When I pulled the recipe out of my file on Christmas, 2010 to prepare it for friends, I noticed that the crumbling, yellowed, grease-spotted hand written recipe I’d used for years was on the back of the Planned Parenthood (formerly known as) National Executive Directors Council 1980-81 budget. So I thought I should digitize it for all eternity because life would be hell without great chili once in a while. And great chili is the one thing you can’t call and order for delivery in Manhattan—or at least I haven’t found any this good in the city yet.
Over the years, I’ve often made this chili for PP staff and volunteers. Once in AZ, it was central to brokering cooperation between the persistently competitive Phoenix and Tucson affiliates. In New York, every year I’d make it for the PPFA management team. And many times, I’ve shared the recipe in staff newsletters upon request.
The recipe is so simple that you’d think I’d have it memorized. In recent years, however, I’ve made green chile stew more often than this bowl of red. Thus I’m out of practice and thought it would be a good idea to look back at the recipe.
I start by cooking two pounds of dry pinto beans in a separate pot or crockpot slowly, with water and salt (and if you wish, throw in some garlic cloves), for several hours or until they turn very brown and the bean liquor tastes rich. You won’t need all of them for the chili, but as long as I’m cooking them I make extra for future purposes.

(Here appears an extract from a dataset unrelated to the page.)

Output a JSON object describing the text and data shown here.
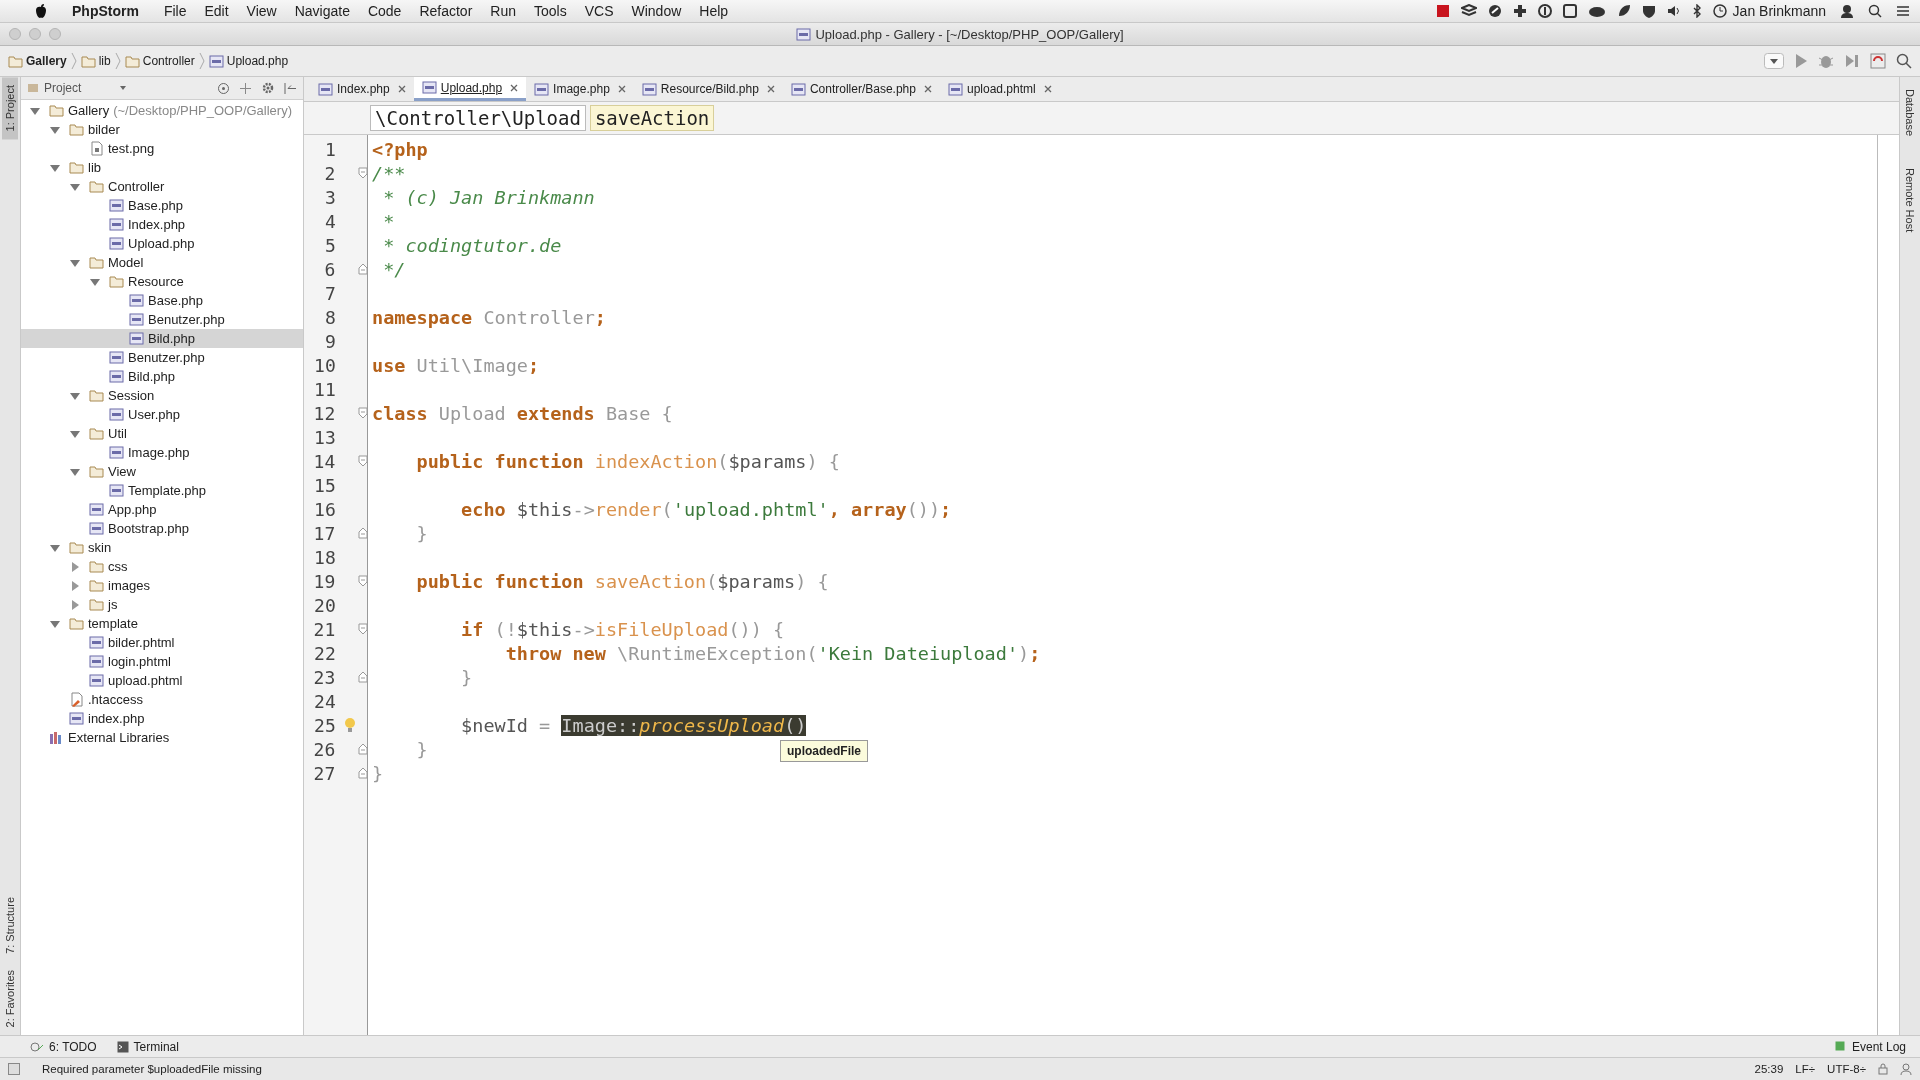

Wednesday, Oct. 2-Nov. 13, 2013Gloria will teach a 6-week online course "9 Practical Leadership Power Tools to Advance Your Career".This is a Take The Lead event in partnership with Arizona State University Online. Participants will receive a certificate to enhance their resumes along with practical skills and understanding of power dynamics in the workplace. Don't miss this opportunity and register today!